(Assigned task) Once the pictures are set aside, reproduce all of the records exactly.

++++++++++

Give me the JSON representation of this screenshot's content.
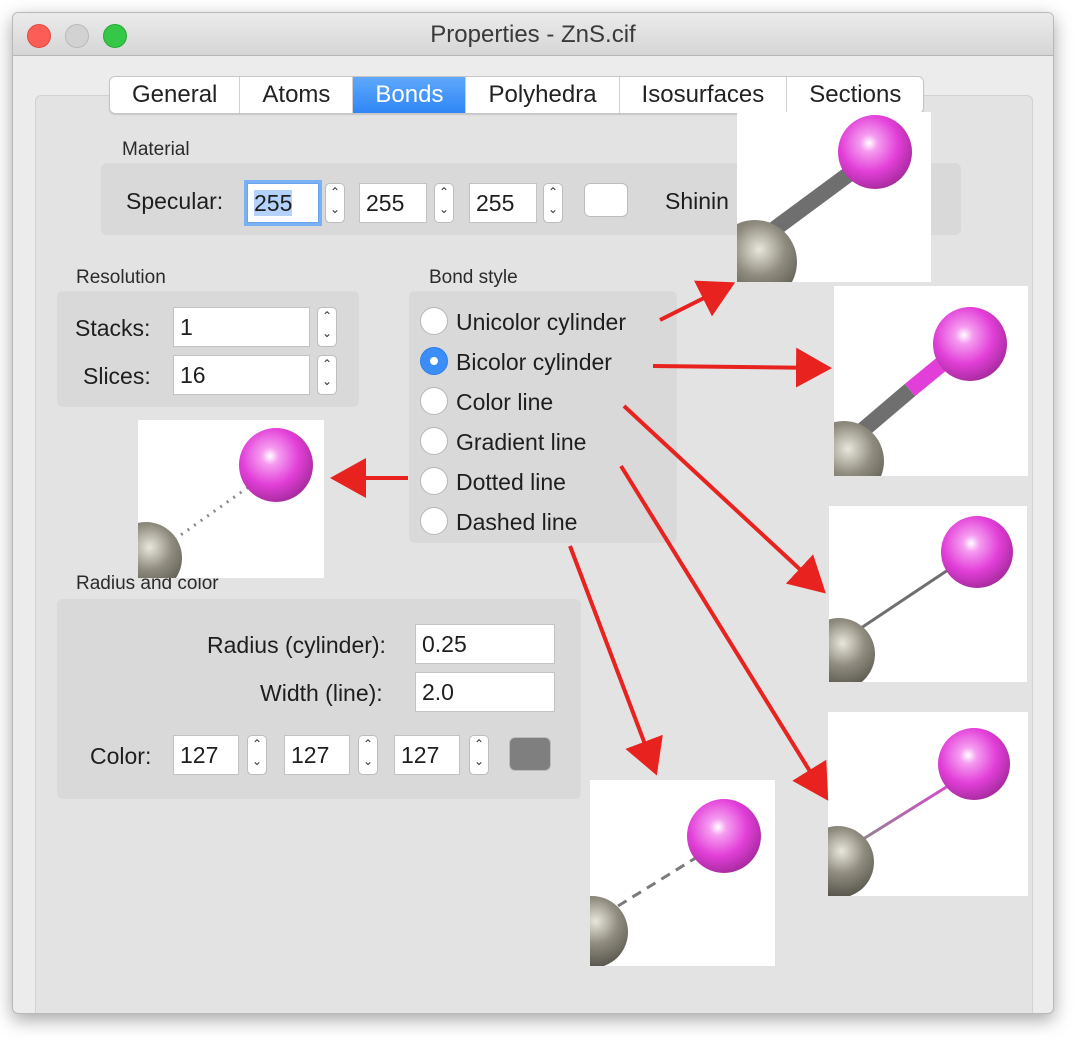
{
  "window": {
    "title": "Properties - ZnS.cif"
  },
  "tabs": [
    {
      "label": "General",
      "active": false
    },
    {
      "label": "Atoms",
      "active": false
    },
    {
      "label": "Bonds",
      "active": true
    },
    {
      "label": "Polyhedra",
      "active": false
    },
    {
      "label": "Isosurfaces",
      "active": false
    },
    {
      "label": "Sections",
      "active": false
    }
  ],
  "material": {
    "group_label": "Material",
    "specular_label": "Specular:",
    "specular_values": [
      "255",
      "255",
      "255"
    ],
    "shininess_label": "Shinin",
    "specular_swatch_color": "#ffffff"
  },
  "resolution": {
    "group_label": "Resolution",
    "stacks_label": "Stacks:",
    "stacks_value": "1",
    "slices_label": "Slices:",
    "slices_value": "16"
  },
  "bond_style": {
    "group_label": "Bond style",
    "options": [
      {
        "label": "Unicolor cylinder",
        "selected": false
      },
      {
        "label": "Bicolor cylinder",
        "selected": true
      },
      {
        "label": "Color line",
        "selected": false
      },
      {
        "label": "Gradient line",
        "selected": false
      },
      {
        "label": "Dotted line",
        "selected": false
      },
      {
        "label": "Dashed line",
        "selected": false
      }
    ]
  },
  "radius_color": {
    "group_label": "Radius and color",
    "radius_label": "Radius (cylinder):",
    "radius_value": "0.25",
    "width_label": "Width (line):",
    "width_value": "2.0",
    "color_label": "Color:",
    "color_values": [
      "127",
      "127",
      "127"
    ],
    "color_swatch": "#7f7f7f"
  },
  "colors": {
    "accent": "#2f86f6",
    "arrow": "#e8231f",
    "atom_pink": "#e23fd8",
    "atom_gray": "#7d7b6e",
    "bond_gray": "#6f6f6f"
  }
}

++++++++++

(Result for this exercise)
Give me the JSON representation of this screenshot's content.
{
  "window": {
    "title": "Properties - ZnS.cif"
  },
  "tabs": [
    {
      "label": "General",
      "active": false
    },
    {
      "label": "Atoms",
      "active": false
    },
    {
      "label": "Bonds",
      "active": true
    },
    {
      "label": "Polyhedra",
      "active": false
    },
    {
      "label": "Isosurfaces",
      "active": false
    },
    {
      "label": "Sections",
      "active": false
    }
  ],
  "material": {
    "group_label": "Material",
    "specular_label": "Specular:",
    "specular_values": [
      "255",
      "255",
      "255"
    ],
    "shininess_label": "Shinin",
    "specular_swatch_color": "#ffffff"
  },
  "resolution": {
    "group_label": "Resolution",
    "stacks_label": "Stacks:",
    "stacks_value": "1",
    "slices_label": "Slices:",
    "slices_value": "16"
  },
  "bond_style": {
    "group_label": "Bond style",
    "options": [
      {
        "label": "Unicolor cylinder",
        "selected": false
      },
      {
        "label": "Bicolor cylinder",
        "selected": true
      },
      {
        "label": "Color line",
        "selected": false
      },
      {
        "label": "Gradient line",
        "selected": false
      },
      {
        "label": "Dotted line",
        "selected": false
      },
      {
        "label": "Dashed line",
        "selected": false
      }
    ]
  },
  "radius_color": {
    "group_label": "Radius and color",
    "radius_label": "Radius (cylinder):",
    "radius_value": "0.25",
    "width_label": "Width (line):",
    "width_value": "2.0",
    "color_label": "Color:",
    "color_values": [
      "127",
      "127",
      "127"
    ],
    "color_swatch": "#7f7f7f"
  },
  "colors": {
    "accent": "#2f86f6",
    "arrow": "#e8231f",
    "atom_pink": "#e23fd8",
    "atom_gray": "#7d7b6e",
    "bond_gray": "#6f6f6f"
  }
}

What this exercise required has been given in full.